CYNTHIA-REEVES has announced the permanent installation of John Grade's monumental sculpture, Wawona, at the Museum of History & Industry, located in Lake Union Park in Seattle, Washington. The museum's new facility, which features Grade's work in their Grand Atrium, opened to the public on December 29, 2012.
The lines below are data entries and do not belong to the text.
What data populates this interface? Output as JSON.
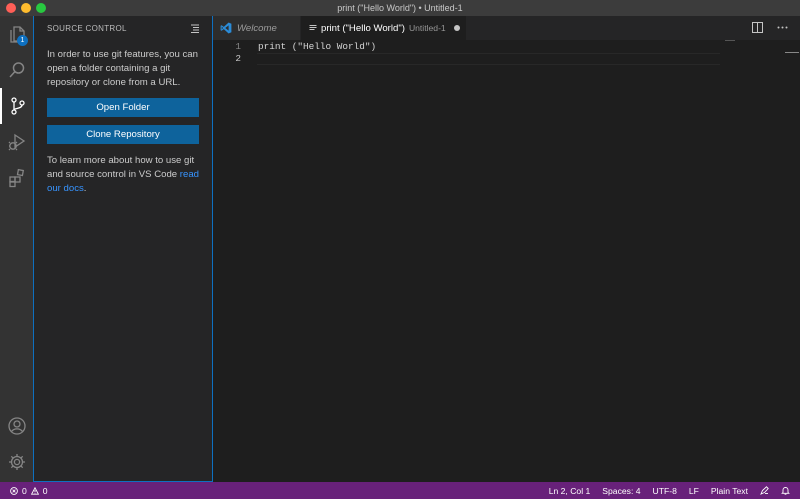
{
  "window": {
    "title": "print (\"Hello World\") • Untitled-1"
  },
  "activity_bar": {
    "items": [
      {
        "name": "explorer",
        "icon": "files-icon",
        "badge": "1"
      },
      {
        "name": "search",
        "icon": "search-icon"
      },
      {
        "name": "source-control",
        "icon": "source-control-icon",
        "active": true
      },
      {
        "name": "run-debug",
        "icon": "run-debug-icon"
      },
      {
        "name": "extensions",
        "icon": "extensions-icon"
      }
    ],
    "bottom": [
      {
        "name": "accounts",
        "icon": "account-icon"
      },
      {
        "name": "manage",
        "icon": "gear-icon"
      }
    ]
  },
  "sidebar": {
    "title": "SOURCE CONTROL",
    "message": "In order to use git features, you can open a folder containing a git repository or clone from a URL.",
    "open_folder": "Open Folder",
    "clone_repo": "Clone Repository",
    "learn_more_prefix": "To learn more about how to use git and source control in VS Code ",
    "learn_more_link": "read our docs",
    "learn_more_suffix": "."
  },
  "tabs": [
    {
      "label": "Welcome",
      "icon": "vscode-logo-icon"
    },
    {
      "label": "print (\"Hello World\")",
      "description": "Untitled-1",
      "icon": "text-file-icon",
      "dirty": true
    }
  ],
  "editor": {
    "lines": [
      {
        "number": "1",
        "text": "print (\"Hello World\")"
      },
      {
        "number": "2",
        "text": ""
      }
    ]
  },
  "status_bar": {
    "errors": "0",
    "warnings": "0",
    "position": "Ln 2, Col 1",
    "spaces": "Spaces: 4",
    "encoding": "UTF-8",
    "eol": "LF",
    "language": "Plain Text"
  },
  "colors": {
    "accent": "#0e70c0",
    "status_bar": "#68217a",
    "button": "#0e639c",
    "link": "#3794ff"
  }
}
John Grade's sculpture perforates the museum's ceiling at over sixty-five feet, and extends through the floor of the museum into the lake waters below. It is a powerful visual, linking sky to water, element to element, and history to the present. Fabricated from huge beams of Douglas fir, Wawona is literally repurposed from an old wooden ship's hull dating from the 1800s. Grade fashioned each articulated segment of his vast, suspended work to create a sculpture "that opens to the lake below, rises to the very rooftop to let in the sky, and gently sways with the movement of those who quietly slip inside the folds" of its hull like form, MOHAI executive director, Leonard Garfield, says. The entire piece undulates and creaks, as does an old ship when out to sea. The beautiful range of coloration in the sculpture comes from the original iron spikes rusting into the wood fibers, and from the fish oils that leached into the hold when the original boat was plying its trade.